I think my motivation for enjoying browsing the Cuckooites site, is a combination of nostalgia and realizing just how good my childhood was.   I had sometimes felt, as the years went by, that we had very few treats, toys and holidays.  However, reading my cotemporaries' memories, I remember so many of the privileges we had. Few of which our children and even less our grandchildren have experienced.

 We could play in the street (air-raids permitting), unsupervised.  We policed ourselves in the main.  And very well we did it!  I don't remember much, if any, bullying.  As I discovered during my teaching career, most children had, and I think continue to have, a strong sense of fair play.  Anyone was allowed to join in a game provided they observed the rules.  Certain unwritten, unspoken rules applied.   You shared your bat, ball, skate & book or skipping rope, and shared those belonging to others.  Some things were absolutely taboo: no kicking (remember the chant "kick donkey" for anyone who transgressed that one!  Bruce Lee changed that, I think.  Running in to 'tell Mum' was also frowned upon.  We sorted out our own problems.  I realise sexism existed but I didn't expect anything else.  So, I never go to bat or bowl in the cricket games in Homefarm Rd (pig-bin for wicket).  But I felt very proud to be allowed to field.  In ball games, we took it in turns to ask for a ball to be returned by a neighbour.  Furtively retrieving it our-selves if no one answered the door.  We took as a matter of fact practices that would be taboo today.  Most boys had a pen-knife, but they used them for really useful things; prising open a tin can to put in a few stones and closing it again, ready for tin-can copper, sharpening the metal stud at the base of a spinning top: never for stabbing other! Sweets were shared, even to taking it in turn to suck it if there was only one.  We didn't die of sharing our germs. 

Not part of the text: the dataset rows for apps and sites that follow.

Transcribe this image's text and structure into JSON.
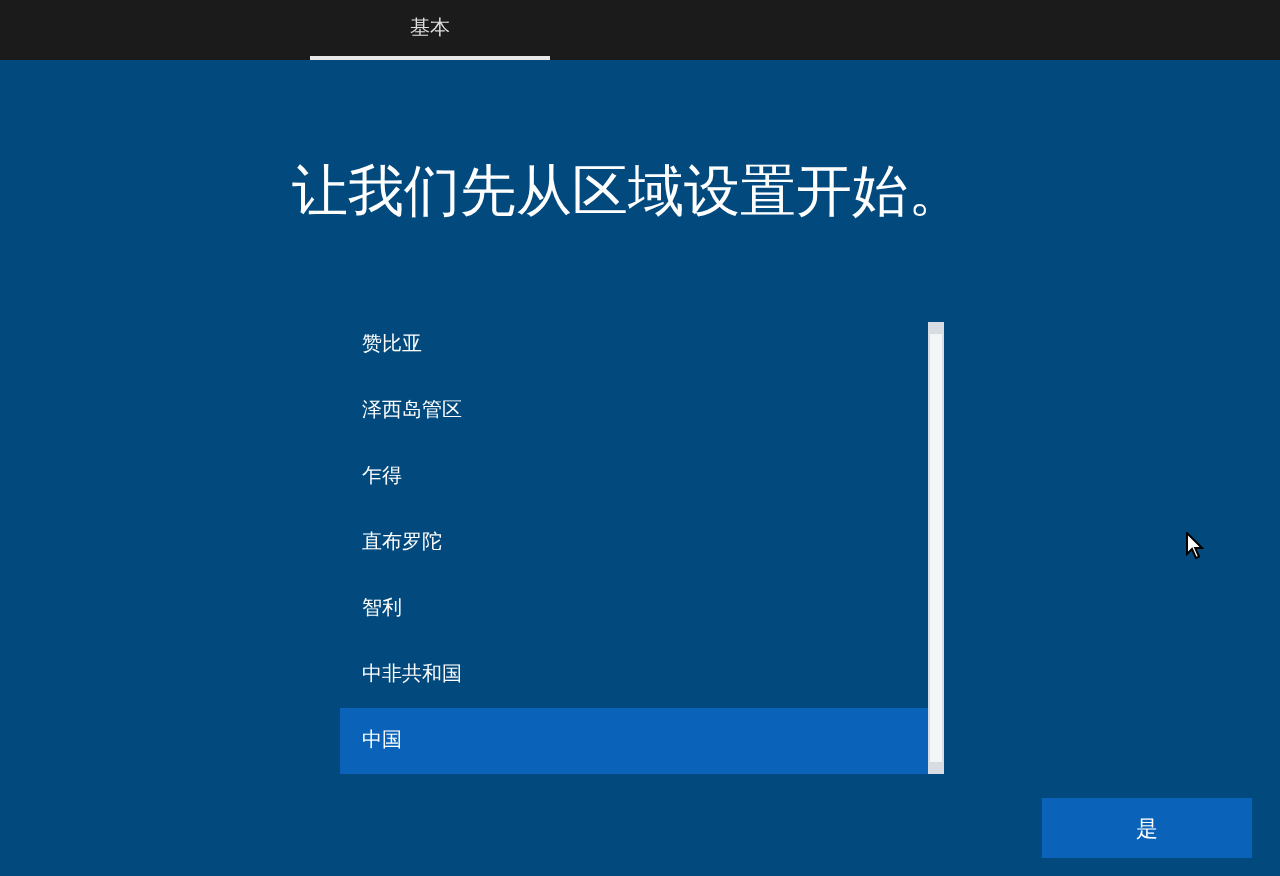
{
  "tabs": [
    {
      "label": "基本",
      "selected": true
    }
  ],
  "title": "让我们先从区域设置开始。",
  "regions": [
    {
      "label": "赞比亚",
      "selected": false
    },
    {
      "label": "泽西岛管区",
      "selected": false
    },
    {
      "label": "乍得",
      "selected": false
    },
    {
      "label": "直布罗陀",
      "selected": false
    },
    {
      "label": "智利",
      "selected": false
    },
    {
      "label": "中非共和国",
      "selected": false
    },
    {
      "label": "中国",
      "selected": true
    }
  ],
  "buttons": [
    "是"
  ]
}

All these were ours, we were lucky because had we been from wealthier families we might have been cosseted by nannies or at boarding school, born later the streets would have been too dangerous.  Life has been good to me and I have had opportunities and experiences that I never dreamed of as a child, but then I had a good start, didn't I.


Thank Tom and the team


September Chat Line

Sorry for the late start away on vacation.
 
Editor